That’s pretty grim. Yet it’s one of the most powerful ways to expand a business. This article is a small peek into what I do as a veteran of the M&A industry.
What Does an M&A Consultant Do?
Saying an M&A consultant provides advice and shares years of expertise to achieve results through the path of least resistance may be true but it’s also an oversimplification. As an M&A Technology consultant, I have to understand every aspect of the organization that will be affected by the merger and more importantly, how that aspect will be affected. Technology cuts through all departments of a firm. Consultants work closely with decision-makers, employees, and vendors and even interview them regularly to paint a more complete picture of the internal cultural environment — one of the key reasons behind failures of mergers and acquisitions.
Challenges M&A IT Consultants Face On The Job
Problems are bound to pop up, it could be managerial inefficiency (too many chefs), lack of infrastructure, and the most common in 2019: technological gaps and incompatible IT systems — my specialization.
Technologies of the two companies pose some of the biggest challenges to a successful merger or acquisition. For instance, when working with two companies of similar sizes, technical and structural changes of equal magnitude are needed in both their IT infrastructures. This starts the process of searching for any technical debt, overcoming any security issues, making both systems compliant with the industry regulations, etc. However, this step is complicated if one of the companies (generally the target company) is running on legacy systems.
It’s not impossible for a company running legacy software to merge with one that isn’t, but it is a lot of work. Take, for instance, private equity firms who place scalability and maintainability at the top of their concerns. That means private equity firms tend to avoid companies with IT that is outdated or incompatible to reduce any additional costs related to doing a full-feature rewrite of the system. An incompatible system also throws a wrench in the works as it may not be able to handle the increased traffic/usage the PE firm’s growth projections and investment thesis portend.
The Biggest Challenges in M&A Come After The Deal
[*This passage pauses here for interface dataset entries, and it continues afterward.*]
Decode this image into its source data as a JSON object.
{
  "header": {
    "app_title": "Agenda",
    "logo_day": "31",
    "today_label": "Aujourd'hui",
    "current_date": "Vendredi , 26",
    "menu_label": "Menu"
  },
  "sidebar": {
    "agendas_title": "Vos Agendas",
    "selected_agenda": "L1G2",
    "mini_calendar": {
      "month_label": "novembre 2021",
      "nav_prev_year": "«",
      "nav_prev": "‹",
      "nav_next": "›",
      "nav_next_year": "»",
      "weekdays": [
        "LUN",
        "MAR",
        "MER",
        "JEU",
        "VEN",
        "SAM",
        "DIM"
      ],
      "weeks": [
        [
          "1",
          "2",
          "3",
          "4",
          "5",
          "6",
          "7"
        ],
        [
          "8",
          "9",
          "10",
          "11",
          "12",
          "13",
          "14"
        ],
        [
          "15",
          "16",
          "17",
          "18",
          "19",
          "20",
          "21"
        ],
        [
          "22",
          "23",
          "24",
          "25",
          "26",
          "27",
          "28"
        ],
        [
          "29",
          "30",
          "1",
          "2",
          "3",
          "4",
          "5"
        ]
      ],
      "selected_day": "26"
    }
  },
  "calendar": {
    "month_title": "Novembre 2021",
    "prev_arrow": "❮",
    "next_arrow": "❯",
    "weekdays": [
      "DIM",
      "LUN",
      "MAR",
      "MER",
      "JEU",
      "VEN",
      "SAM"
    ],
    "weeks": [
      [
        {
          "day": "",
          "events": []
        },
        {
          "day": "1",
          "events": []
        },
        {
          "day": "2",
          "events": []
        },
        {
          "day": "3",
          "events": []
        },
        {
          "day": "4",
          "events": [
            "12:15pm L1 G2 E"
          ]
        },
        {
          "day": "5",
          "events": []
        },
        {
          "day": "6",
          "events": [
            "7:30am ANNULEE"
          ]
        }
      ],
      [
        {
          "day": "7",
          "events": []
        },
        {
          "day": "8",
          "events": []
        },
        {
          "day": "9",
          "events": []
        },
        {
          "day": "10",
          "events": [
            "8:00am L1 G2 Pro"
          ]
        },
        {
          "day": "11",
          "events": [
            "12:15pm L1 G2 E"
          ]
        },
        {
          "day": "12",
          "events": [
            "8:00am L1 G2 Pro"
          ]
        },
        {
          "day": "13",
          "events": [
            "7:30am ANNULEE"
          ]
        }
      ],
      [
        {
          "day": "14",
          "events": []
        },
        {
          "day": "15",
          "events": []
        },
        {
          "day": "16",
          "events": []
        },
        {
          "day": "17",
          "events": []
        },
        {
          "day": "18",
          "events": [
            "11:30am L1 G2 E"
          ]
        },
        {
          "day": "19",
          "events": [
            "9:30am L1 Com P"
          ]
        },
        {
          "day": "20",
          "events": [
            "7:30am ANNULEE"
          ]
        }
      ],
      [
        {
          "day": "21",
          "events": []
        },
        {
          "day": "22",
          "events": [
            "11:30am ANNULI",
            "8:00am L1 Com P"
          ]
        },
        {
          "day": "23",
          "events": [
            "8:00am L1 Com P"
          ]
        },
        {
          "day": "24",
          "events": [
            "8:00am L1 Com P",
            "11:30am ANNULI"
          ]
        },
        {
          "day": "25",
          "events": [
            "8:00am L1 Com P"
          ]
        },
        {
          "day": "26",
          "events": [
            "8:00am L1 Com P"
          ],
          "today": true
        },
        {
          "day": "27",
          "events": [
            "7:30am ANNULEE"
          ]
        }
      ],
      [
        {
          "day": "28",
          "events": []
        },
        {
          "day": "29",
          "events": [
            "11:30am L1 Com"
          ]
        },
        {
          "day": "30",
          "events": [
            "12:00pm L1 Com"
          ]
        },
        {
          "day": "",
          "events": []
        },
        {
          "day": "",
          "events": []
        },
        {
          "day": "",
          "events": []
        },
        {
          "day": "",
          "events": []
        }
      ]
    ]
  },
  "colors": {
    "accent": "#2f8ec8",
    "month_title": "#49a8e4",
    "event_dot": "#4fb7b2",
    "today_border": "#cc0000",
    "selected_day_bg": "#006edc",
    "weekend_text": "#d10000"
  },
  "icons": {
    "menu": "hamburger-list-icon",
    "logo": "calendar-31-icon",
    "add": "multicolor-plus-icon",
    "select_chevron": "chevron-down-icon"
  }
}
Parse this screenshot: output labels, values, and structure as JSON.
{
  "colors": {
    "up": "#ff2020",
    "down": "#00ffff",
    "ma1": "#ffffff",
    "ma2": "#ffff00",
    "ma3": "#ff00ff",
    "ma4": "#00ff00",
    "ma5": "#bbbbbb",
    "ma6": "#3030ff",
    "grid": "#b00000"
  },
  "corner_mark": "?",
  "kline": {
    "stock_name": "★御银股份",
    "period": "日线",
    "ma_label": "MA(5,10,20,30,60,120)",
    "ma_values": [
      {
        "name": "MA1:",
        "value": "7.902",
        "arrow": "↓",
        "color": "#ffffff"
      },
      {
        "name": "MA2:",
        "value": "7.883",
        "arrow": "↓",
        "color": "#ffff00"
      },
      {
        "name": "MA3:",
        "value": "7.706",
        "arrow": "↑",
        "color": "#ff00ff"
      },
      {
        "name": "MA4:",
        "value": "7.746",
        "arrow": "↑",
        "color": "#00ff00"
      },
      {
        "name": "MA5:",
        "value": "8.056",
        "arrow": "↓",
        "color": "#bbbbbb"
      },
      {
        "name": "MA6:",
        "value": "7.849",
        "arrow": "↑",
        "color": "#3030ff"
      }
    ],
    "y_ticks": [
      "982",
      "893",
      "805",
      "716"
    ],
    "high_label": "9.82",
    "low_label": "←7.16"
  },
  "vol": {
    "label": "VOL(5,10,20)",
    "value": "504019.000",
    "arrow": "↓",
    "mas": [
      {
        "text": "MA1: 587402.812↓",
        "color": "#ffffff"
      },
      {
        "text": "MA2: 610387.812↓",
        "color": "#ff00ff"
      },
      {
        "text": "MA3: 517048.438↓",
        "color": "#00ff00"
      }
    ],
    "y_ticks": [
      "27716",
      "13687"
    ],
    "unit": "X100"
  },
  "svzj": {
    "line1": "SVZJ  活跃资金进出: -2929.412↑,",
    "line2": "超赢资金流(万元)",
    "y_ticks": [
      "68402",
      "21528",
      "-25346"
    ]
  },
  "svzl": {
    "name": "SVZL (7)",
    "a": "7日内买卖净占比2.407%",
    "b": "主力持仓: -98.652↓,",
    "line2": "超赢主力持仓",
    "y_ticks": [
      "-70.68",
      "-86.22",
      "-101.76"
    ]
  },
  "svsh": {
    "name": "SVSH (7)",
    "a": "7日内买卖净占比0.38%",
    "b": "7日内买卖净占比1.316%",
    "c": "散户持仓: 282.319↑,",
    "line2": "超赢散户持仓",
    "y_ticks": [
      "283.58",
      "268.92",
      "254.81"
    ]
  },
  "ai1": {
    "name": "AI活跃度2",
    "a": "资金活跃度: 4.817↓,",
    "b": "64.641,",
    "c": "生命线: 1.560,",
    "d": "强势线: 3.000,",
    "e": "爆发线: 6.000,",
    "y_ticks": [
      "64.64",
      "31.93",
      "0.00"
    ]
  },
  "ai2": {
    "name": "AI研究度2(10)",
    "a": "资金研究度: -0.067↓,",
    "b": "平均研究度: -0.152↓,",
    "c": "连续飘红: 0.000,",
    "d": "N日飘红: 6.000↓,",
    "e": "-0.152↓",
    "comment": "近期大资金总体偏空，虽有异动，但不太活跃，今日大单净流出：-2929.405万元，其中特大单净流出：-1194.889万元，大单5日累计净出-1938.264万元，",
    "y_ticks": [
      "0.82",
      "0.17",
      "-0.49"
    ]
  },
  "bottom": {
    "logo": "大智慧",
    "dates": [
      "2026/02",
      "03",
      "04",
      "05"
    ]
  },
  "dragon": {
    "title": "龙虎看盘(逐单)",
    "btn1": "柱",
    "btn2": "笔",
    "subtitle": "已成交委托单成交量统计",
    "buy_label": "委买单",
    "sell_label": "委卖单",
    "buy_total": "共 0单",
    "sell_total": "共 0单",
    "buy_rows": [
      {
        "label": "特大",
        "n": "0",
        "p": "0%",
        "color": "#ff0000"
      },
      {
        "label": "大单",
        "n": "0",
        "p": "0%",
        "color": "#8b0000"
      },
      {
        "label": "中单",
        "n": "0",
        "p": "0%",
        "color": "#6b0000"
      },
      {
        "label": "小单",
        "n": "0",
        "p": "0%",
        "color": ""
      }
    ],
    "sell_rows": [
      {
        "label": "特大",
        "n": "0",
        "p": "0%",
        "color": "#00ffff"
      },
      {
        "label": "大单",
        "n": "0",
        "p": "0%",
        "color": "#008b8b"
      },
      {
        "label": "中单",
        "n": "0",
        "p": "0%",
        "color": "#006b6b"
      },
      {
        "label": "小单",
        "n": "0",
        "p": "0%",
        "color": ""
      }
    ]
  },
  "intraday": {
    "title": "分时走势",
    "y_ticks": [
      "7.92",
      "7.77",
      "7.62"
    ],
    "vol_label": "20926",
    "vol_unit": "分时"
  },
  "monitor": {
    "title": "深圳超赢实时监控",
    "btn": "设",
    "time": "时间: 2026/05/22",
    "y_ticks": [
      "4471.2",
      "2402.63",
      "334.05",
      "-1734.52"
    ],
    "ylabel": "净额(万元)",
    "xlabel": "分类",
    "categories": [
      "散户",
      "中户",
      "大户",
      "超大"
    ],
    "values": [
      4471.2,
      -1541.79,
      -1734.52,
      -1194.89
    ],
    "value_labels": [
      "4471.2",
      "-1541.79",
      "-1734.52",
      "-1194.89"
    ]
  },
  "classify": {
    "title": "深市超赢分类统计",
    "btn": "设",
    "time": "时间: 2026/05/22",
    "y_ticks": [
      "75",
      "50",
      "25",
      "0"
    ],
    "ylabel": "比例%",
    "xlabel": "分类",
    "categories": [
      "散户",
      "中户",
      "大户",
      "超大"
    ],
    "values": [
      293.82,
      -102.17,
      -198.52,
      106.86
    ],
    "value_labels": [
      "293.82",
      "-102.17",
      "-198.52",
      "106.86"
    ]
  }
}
I am an M&A IT consultant and in a nutshell, my job is to ensure that the merger/acquisition I am handling is part of the 10 percent success stories. I do that by focusing on the most expensive part of any merger — operational platforms of the business (think ERPs, CRMs, and core proprietary technology).
Things can go horribly wrong if the company’s IT infrastructure isn’t prepared for a merger/acquisition. A great, albeit a bit extreme case of acquisition going wrong, is of Banco Sabadell’s acquisition of TSB in 2015. As part of the acquisition, 1.3 billion records were supposed to transfer from TSB’s IT system to Banco Sabadell’s. But due to a computer meltdown in 2018, thousands of customers faced glitches, were locked out of their own accounts, and in some cases had their credentials compromised. In the end, failure to properly integrate their computer systems cost Banco Sabadell tens of thousands of customers and £176 million in additional integration costs.
(Similar examples and case studies would be mentioned and analyzed in future articles. However, I would like to note that I did not make any contributions to the mergers/acquisitions that I talk about. In fact, confidentiality is just one another requirement of an M&A consultant.)
As I see it, there are two main reasons why Banco Sabadell’s acquisition and many others fail: they either skip the proper diligence before the acquisition/merger and fail to understand the full extent of work required to integrate the underlying technologies or they don’t allocate enough time, money, and manpower into post-close activities. Integration of TSB’s legacy system and Sabadell’s Proteo was a rush job of the worst kind as upper management didn’t take into account the actual time and money it would take to make the IT systems compatible while pulling the trigger on the acquisition. However, had they performed due diligence BEFORE signing the deal, they would’ve realized that this acquisition might not be worth it or properly factored in the remediation costs expected to modernize target’s systems.
The world of mergers and acquisitions is a challenging environment which forces us to make the most out of information on hand. It’s challenging and often risky but it can also be the only way of attaining rockstar personnel, patented technology, and valuable trade secrets. All you have to do in return is to focus on the problems most common and whatever happens — don’t stop right after the deal closes.
Thanks for reading. Hope you learned something new. If you have any questions, please feel free to ask — this is what I do on a day to day basis.